> **Activity**:
Exact copies of all the lines below are needed, without the pictures.
╭─ Dataset records
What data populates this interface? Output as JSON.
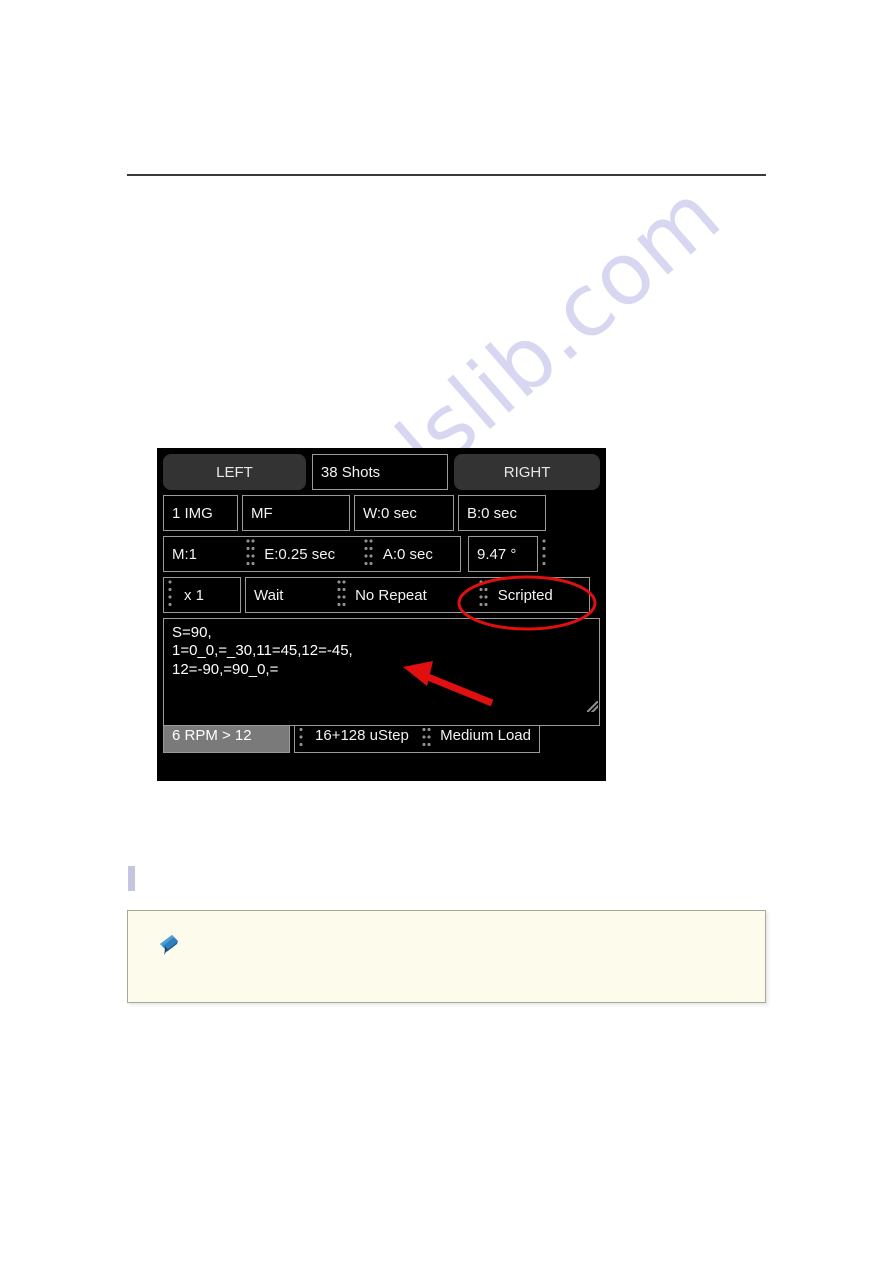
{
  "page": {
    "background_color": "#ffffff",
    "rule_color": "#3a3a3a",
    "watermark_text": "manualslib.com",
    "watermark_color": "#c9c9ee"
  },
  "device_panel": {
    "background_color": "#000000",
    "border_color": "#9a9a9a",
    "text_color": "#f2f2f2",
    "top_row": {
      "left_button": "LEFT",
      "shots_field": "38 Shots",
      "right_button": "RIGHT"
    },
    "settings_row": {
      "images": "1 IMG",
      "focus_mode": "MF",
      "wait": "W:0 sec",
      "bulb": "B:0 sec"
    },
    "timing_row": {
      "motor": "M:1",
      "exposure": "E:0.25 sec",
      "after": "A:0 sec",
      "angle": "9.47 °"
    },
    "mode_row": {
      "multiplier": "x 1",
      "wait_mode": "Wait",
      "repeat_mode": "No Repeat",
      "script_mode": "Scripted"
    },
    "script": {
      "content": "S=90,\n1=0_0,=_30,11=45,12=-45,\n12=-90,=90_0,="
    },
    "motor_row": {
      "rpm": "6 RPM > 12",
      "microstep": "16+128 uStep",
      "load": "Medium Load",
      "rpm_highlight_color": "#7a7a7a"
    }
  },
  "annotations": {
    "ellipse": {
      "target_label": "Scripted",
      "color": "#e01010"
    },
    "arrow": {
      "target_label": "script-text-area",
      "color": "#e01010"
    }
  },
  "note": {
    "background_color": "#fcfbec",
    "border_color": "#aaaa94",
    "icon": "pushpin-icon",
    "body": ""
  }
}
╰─
> **Output of the task**:
What data populates this interface? Output as JSON.
{
  "page": {
    "background_color": "#ffffff",
    "rule_color": "#3a3a3a",
    "watermark_text": "manualslib.com",
    "watermark_color": "#c9c9ee"
  },
  "device_panel": {
    "background_color": "#000000",
    "border_color": "#9a9a9a",
    "text_color": "#f2f2f2",
    "top_row": {
      "left_button": "LEFT",
      "shots_field": "38 Shots",
      "right_button": "RIGHT"
    },
    "settings_row": {
      "images": "1 IMG",
      "focus_mode": "MF",
      "wait": "W:0 sec",
      "bulb": "B:0 sec"
    },
    "timing_row": {
      "motor": "M:1",
      "exposure": "E:0.25 sec",
      "after": "A:0 sec",
      "angle": "9.47 °"
    },
    "mode_row": {
      "multiplier": "x 1",
      "wait_mode": "Wait",
      "repeat_mode": "No Repeat",
      "script_mode": "Scripted"
    },
    "script": {
      "content": "S=90,\n1=0_0,=_30,11=45,12=-45,\n12=-90,=90_0,="
    },
    "motor_row": {
      "rpm": "6 RPM > 12",
      "microstep": "16+128 uStep",
      "load": "Medium Load",
      "rpm_highlight_color": "#7a7a7a"
    }
  },
  "annotations": {
    "ellipse": {
      "target_label": "Scripted",
      "color": "#e01010"
    },
    "arrow": {
      "target_label": "script-text-area",
      "color": "#e01010"
    }
  },
  "note": {
    "background_color": "#fcfbec",
    "border_color": "#aaaa94",
    "icon": "pushpin-icon",
    "body": ""
  }
}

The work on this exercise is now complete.